As a huge fan of the horror genre, I was extremely excited to be invited to the press night of Jakop Ahlbom’s Horror at Sadlers Wells Peacock Theatre. I had been looking forward to this for weeks as I had never seen anything like this before. I have enjoyed horror in film, literature, music and even art but never on stage, so my imagination was running wild!
I am very pleased to report I thoroughly enjoyed the show. My feelings ran through; humour, intrigue, shock, disgust, pleasure and anticipation, but was I at any point scared? Unfortunately not. There was always the element of surprise and I jumped out of my seat more than once, but at no point did I feel the need to cover my eyes through fear. This isn’t necessarily a bad thing and may well be that fans of the genre are more used to seeing the kind of things that are on stage here.
The story isn’t the productions greatest asset, and beyond a young women arriving at a haunted mansion and facing all manner of spectres and ghouls (both physical and psychological) there isn’t much more to it. But I don’t believe the story tries to be the centre of the stage. That is not the point of the show. What this is, is a beautifully crafted homage to the horror genre by someone who is obviously a loving fan. We can see here great care to meticulously, and in some cases shockingly, recreate scenes and effects that one would only reasonable expect to see on the big screen.
The effects are absolutely mesmerising. It is simply like watching a horror film. There are many effects that you witness that you know how they are done, but you will still marvel at how quickly and seamlessly they have been achieved. But for however many tricks you think you know the secret to, there will be many more than you will struggle to figure out. Several days later and I am still trying to work out how a levitation effect was achieved.

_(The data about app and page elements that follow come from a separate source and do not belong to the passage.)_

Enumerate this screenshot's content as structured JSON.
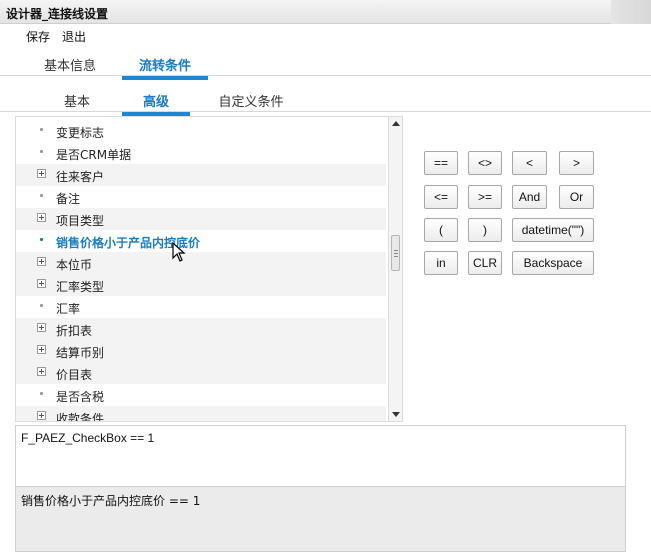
{
  "window": {
    "title": "设计器_连接线设置"
  },
  "menu": {
    "save": "保存",
    "exit": "退出"
  },
  "tabs_top": [
    {
      "label": "基本信息"
    },
    {
      "label": "流转条件"
    }
  ],
  "tabs_sub": [
    {
      "label": "基本"
    },
    {
      "label": "高级"
    },
    {
      "label": "自定义条件"
    }
  ],
  "tree": {
    "items": [
      {
        "label": "变更标志",
        "type": "leaf"
      },
      {
        "label": "是否CRM单据",
        "type": "leaf"
      },
      {
        "label": "往来客户",
        "type": "expandable"
      },
      {
        "label": "备注",
        "type": "leaf"
      },
      {
        "label": "项目类型",
        "type": "expandable"
      },
      {
        "label": "销售价格小于产品内控底价",
        "type": "leaf",
        "selected": true
      },
      {
        "label": "本位币",
        "type": "expandable"
      },
      {
        "label": "汇率类型",
        "type": "expandable"
      },
      {
        "label": "汇率",
        "type": "leaf"
      },
      {
        "label": "折扣表",
        "type": "expandable"
      },
      {
        "label": "结算币别",
        "type": "expandable"
      },
      {
        "label": "价目表",
        "type": "expandable"
      },
      {
        "label": "是否含税",
        "type": "leaf"
      },
      {
        "label": "收款条件",
        "type": "expandable"
      }
    ]
  },
  "operators": {
    "eq": "==",
    "ne": "<>",
    "lt": "<",
    "gt": ">",
    "le": "<=",
    "ge": ">=",
    "and": "And",
    "or": "Or",
    "lparen": "(",
    "rparen": ")",
    "datetime": "datetime(\"\")",
    "in": "in",
    "clr": "CLR",
    "backspace": "Backspace"
  },
  "expression": {
    "text": "F_PAEZ_CheckBox == 1"
  },
  "description": {
    "text": "销售价格小于产品内控底价  == 1"
  },
  "colors": {
    "accent": "#1e87d4",
    "selected_text": "#1a7cc4"
  }
}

The choreography is seamless. They have worked incredibly hard to make this a believable production, creating a whole ‘film’ in one small set. Of particular note, Gwen Langenbergs twisting and contortions of her body will leave you wondering if this is trickery or her own skill, and of course it is all her own work. The set itself is ingenious in its design, giving us around 6 different locations without ever moving the scenery. The music and sound effects are stunning, and in many ways is what gives Horror its fear factor.
If you are a fan of horror films, you will relish the chance to name as many horror films as you can being played out before you, and squeal every time you witness a lesser known reference. I managed to spot Evil Dead 2, The Ring, The Grudge, The Exorcist, Halloween, The Amityville Horror, to name but a few as well as some very clever references to the ‘found footage’ sub genre. If you are not the genre’s biggest fan then you will still be in awe at the magnificence of production and the incredible effects on display, though I would question why you are watching!
Ultimately Horror is a master class in stage effects, soundscapes, choreography, and set design and sets the bar high for future productions no matter what the genre. Beyond the technical, although it is a somewhat confused story, it is a terrific tribute from an expert devotee of horror that other fans will love. An extremely enjoyable production for the horror aficionado or casual fan alike. Catch Horror while you can!
All photos are credited to Sanne Peper or Anna Karczmarz used here with the permission of Sadlers Wells.
Jakop Ahlbom Company
Tuesday 23 May – Saturday 10 June
Performances Tue – Sat at 7.30pm, Sat mat 2.30pm, Sunday 1pm & 6pm
Tickets: £15 – £32 Ticket Office: 020 7863 8222 or www.peacocktheatre.com
Jakop Ahlbom’s Horror, an imaginative, terrifying and playful homage to the horror movie genre, returns to The Peacock from 23 May – 10 June 2017. Ingenuously gruesome, genuinely scary and very funny, Horror references famous spine-chillers including The Shining, The Ring, Rosemary’s Baby and The Exorcist. A deserted mansion. A young woman returns to the place of her bleak childhood. No longer able to suppress memories of her cruel parents and strange sister, she is forced to confront the past and some terrible truths.
Swedish-born theatre maker Jakop Ahlbom’s shows garner rave reviews and play to sell-out houses all over the world. In Horror he uses special effects to surprise and terrify: blood spurts up to the ceiling, a dismembered hand crawls, wailing as it goes, across the floor.
This immersive stage spectacular continues Ahlbom’s legacy of highly visual stage works. Over the last decade Ahlbom has developed a trademark theatrical form that unites theatre, mime, dance, music and the world of illusion.
Jakop Ahlbom says: “In my youth, I devoured every film in the genre I could find. I enjoyed the absurd fantasies and special effects, the extreme events, the sense of a dark unknown, and the rush of adrenaline they all triggered. I was also intrigued by the dark humour of the films; the combination of the slapstick and the surreal made them captivating and terrifying.”
Horror was previously at The Peacock in January 2016 when it received critical acclaim as part of the London International Mime Festival.